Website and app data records
[Start of section]

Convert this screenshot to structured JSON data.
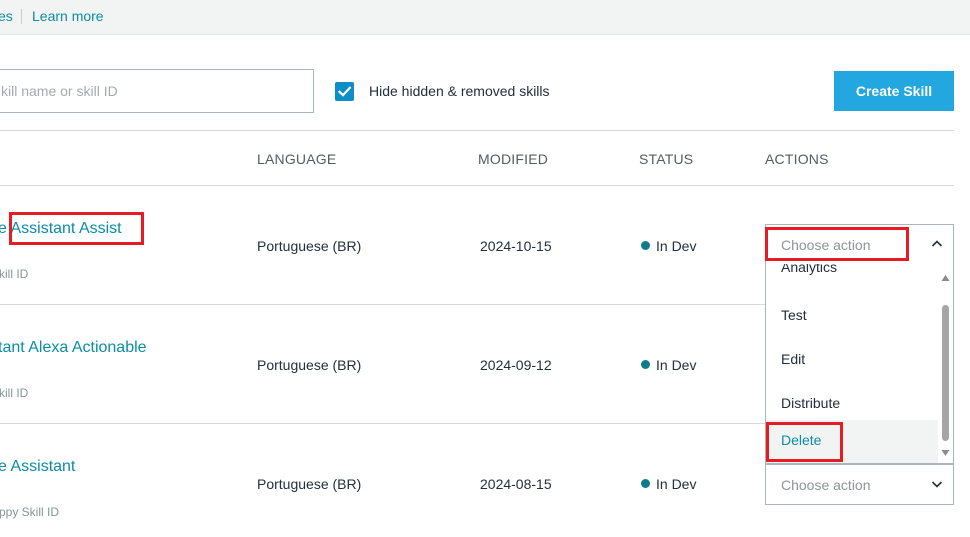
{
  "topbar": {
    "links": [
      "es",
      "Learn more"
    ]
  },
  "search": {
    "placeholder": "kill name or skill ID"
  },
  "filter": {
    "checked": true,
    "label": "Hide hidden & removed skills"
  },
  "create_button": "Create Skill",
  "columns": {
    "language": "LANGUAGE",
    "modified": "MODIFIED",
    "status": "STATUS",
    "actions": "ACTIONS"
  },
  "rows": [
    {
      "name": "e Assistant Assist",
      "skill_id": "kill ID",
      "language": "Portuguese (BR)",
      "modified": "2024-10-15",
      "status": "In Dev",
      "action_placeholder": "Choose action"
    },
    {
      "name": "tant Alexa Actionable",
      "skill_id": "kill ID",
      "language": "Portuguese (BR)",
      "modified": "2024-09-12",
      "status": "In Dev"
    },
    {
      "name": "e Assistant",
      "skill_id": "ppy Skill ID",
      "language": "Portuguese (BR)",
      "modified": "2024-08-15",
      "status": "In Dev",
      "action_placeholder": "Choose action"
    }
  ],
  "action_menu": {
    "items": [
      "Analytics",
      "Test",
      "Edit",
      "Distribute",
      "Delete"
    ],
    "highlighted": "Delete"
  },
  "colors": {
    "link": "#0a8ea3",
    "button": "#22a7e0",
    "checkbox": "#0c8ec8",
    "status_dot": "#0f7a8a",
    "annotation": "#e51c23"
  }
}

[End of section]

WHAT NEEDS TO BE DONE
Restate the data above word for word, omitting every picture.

SOLUTION FOR THIS EXERCISE
Convert this screenshot to structured JSON data.
{
  "topbar": {
    "links": [
      "es",
      "Learn more"
    ]
  },
  "search": {
    "placeholder": "kill name or skill ID"
  },
  "filter": {
    "checked": true,
    "label": "Hide hidden & removed skills"
  },
  "create_button": "Create Skill",
  "columns": {
    "language": "LANGUAGE",
    "modified": "MODIFIED",
    "status": "STATUS",
    "actions": "ACTIONS"
  },
  "rows": [
    {
      "name": "e Assistant Assist",
      "skill_id": "kill ID",
      "language": "Portuguese (BR)",
      "modified": "2024-10-15",
      "status": "In Dev",
      "action_placeholder": "Choose action"
    },
    {
      "name": "tant Alexa Actionable",
      "skill_id": "kill ID",
      "language": "Portuguese (BR)",
      "modified": "2024-09-12",
      "status": "In Dev"
    },
    {
      "name": "e Assistant",
      "skill_id": "ppy Skill ID",
      "language": "Portuguese (BR)",
      "modified": "2024-08-15",
      "status": "In Dev",
      "action_placeholder": "Choose action"
    }
  ],
  "action_menu": {
    "items": [
      "Analytics",
      "Test",
      "Edit",
      "Distribute",
      "Delete"
    ],
    "highlighted": "Delete"
  },
  "colors": {
    "link": "#0a8ea3",
    "button": "#22a7e0",
    "checkbox": "#0c8ec8",
    "status_dot": "#0f7a8a",
    "annotation": "#e51c23"
  }
}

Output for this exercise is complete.